No fracking way
A briefing that explores how a trade agreement currently being negotiated between the US and the EU could open the way to multi-billion euro lawsuits from companies wanting to expand “fracking” for shale gas and oil.
A major trade deal currently being negotiated between the European Union (EU) and the United States (US) threatens the power of governments to protect communities, citizens and the environment from risky new technologies such as fracking.
The Transatlantic Trade and Investment Partnership (TTIP) covers a huge range of issues and sectors, including food safety, genetically modified products, toxic chemicals, highly polluting fuels and data protection. The talks threaten to weaken or roll-back democratically agreed safeguards put in place to protect the environment and citizens – for the sake of corporate profits.
The talks are likely to favour safeguards for corporate investments over safeguards for citizens and the environment, allowing companies to seek compensation when government decisions affect their profits. This could benefit companies seeking to exploit natural resources through hazardous technologies whose activities may be affected by environmental or health regulations.
Fracking – or high-volume hydraulic fracturing – is used to extract hard-to-access unconventional fossil fuels, such as shale gas and oil, tight gas and coal bed methane.

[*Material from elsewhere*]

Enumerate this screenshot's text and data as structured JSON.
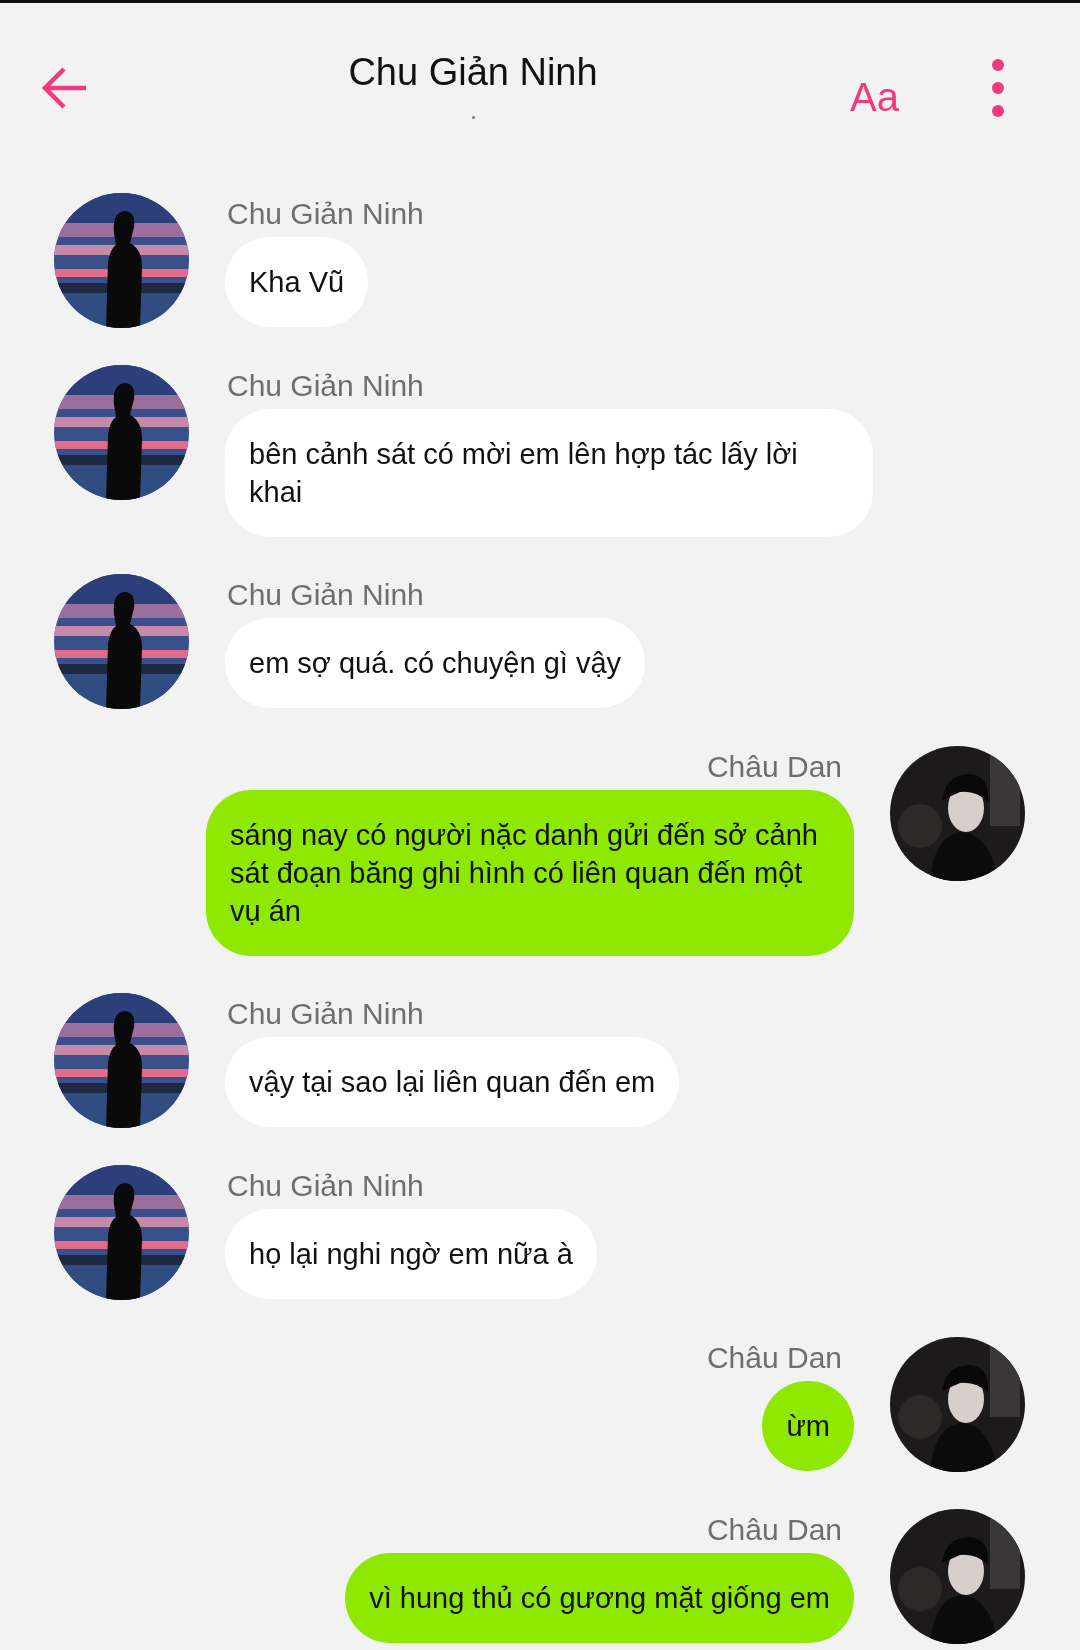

Fracking will increase available gas supplies, locking us into fossil fuel dependency for several decades.
There is growing evidence of huge health and environmental risks and impacts from fracking and this is leading to widespread public opposition at the community level, both in the EU and the US.
This brief analyses how the TTIP could limit governments’ ability to regulate the development and expansion of fracking. It argues that the TTIP could dangerously thwart government efforts to address climate change and to protect citizens; could expand fracking by removing the ability of governments to control natural gas exports; and could mean that states would be forced to pay millions in compensation to corporations for profits lost to regulation. It calls on the EU and the US to exclude investor-state dispute settlement rights from the agreement and from other trade deals in the pipeline – including the EU-Canada Comprehensive Economic and Trade Agreement (CETA)
The briefing is a collaboration between ATTAC, the Blue Planet Project, Corporate Europe Observatory, Friends of the Earth Europe, Powershift, Sierra Club and the Transnational Institute.